* WORK INSTRUCTION: Answer with a number only: how many lines of the data contain "icon"?

* DATASET RECORDS:
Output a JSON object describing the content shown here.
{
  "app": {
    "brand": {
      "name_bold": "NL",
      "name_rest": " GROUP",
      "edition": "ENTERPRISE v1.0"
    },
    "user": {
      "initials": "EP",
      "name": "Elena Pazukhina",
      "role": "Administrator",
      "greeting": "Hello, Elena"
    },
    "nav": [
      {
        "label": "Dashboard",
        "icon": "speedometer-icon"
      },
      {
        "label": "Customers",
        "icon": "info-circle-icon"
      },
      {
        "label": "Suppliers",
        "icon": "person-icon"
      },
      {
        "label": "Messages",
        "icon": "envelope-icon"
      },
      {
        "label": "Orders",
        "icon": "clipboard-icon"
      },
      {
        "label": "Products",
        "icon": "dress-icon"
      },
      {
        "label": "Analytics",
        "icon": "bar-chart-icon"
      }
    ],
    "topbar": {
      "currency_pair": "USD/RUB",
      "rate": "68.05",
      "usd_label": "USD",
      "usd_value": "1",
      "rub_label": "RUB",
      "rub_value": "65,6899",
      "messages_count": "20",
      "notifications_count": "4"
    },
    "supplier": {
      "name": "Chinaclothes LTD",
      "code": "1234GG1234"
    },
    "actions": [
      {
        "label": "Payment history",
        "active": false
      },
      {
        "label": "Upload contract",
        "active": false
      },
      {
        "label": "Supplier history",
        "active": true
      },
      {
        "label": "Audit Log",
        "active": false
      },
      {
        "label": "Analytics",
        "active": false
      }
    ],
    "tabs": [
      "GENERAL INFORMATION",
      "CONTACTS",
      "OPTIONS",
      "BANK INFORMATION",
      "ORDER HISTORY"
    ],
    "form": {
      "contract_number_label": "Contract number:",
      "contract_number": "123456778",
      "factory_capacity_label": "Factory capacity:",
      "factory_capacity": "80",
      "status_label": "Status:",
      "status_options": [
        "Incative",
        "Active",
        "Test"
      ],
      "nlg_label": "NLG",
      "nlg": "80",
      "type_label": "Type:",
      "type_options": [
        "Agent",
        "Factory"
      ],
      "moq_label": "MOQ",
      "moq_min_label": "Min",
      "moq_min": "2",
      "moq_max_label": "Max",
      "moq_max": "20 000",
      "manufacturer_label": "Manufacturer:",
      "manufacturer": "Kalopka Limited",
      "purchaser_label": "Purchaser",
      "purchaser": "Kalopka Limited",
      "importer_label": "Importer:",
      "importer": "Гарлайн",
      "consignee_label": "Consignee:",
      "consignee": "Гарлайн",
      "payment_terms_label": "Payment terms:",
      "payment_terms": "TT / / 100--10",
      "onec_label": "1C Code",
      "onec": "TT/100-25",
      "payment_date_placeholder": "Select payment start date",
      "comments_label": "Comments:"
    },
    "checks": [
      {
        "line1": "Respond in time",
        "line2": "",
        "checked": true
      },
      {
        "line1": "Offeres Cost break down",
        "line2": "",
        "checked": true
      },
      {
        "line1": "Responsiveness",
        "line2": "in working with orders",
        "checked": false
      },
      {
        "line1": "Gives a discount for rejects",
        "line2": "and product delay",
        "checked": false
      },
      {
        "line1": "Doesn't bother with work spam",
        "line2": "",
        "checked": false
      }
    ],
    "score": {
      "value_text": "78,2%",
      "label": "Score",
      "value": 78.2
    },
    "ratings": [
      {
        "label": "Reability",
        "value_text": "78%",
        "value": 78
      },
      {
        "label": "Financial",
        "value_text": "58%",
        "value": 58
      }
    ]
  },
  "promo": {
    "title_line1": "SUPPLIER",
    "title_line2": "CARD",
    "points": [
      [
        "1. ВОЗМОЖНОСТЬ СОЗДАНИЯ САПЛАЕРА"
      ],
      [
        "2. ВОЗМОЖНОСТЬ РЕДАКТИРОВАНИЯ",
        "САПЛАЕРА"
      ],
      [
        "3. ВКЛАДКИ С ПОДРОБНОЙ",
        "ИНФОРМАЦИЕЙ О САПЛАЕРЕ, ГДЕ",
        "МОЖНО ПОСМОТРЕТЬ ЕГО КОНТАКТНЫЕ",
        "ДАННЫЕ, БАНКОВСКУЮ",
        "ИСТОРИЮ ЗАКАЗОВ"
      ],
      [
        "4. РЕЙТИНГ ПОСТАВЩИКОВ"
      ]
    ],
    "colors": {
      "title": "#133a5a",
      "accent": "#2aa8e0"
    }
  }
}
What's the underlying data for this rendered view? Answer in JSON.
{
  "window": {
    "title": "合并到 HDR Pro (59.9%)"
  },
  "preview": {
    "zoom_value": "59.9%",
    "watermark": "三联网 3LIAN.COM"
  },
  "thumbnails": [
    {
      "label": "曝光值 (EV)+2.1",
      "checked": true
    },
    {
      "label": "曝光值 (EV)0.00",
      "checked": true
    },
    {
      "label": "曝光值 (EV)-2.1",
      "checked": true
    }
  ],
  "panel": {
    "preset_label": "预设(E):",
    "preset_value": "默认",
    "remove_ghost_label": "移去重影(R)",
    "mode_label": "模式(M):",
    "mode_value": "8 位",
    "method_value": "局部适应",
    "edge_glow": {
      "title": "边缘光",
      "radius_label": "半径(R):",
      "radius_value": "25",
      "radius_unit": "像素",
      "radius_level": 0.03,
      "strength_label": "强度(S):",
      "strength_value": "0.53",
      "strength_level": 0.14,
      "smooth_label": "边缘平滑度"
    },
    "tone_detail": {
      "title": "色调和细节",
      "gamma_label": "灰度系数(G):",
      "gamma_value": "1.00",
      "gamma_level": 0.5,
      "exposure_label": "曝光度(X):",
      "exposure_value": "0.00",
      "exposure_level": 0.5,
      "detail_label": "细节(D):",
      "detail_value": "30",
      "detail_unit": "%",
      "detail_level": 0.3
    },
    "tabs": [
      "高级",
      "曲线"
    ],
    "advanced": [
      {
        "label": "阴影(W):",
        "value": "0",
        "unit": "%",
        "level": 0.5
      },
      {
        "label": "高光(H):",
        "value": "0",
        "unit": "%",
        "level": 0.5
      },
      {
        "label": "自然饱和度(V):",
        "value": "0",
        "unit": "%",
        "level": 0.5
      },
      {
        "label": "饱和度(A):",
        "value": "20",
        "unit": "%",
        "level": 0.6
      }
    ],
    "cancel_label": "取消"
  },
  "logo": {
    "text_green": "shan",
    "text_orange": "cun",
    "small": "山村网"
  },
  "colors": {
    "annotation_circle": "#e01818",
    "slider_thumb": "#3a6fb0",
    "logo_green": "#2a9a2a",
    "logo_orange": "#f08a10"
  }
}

* EXERCISE OUTPUT: 7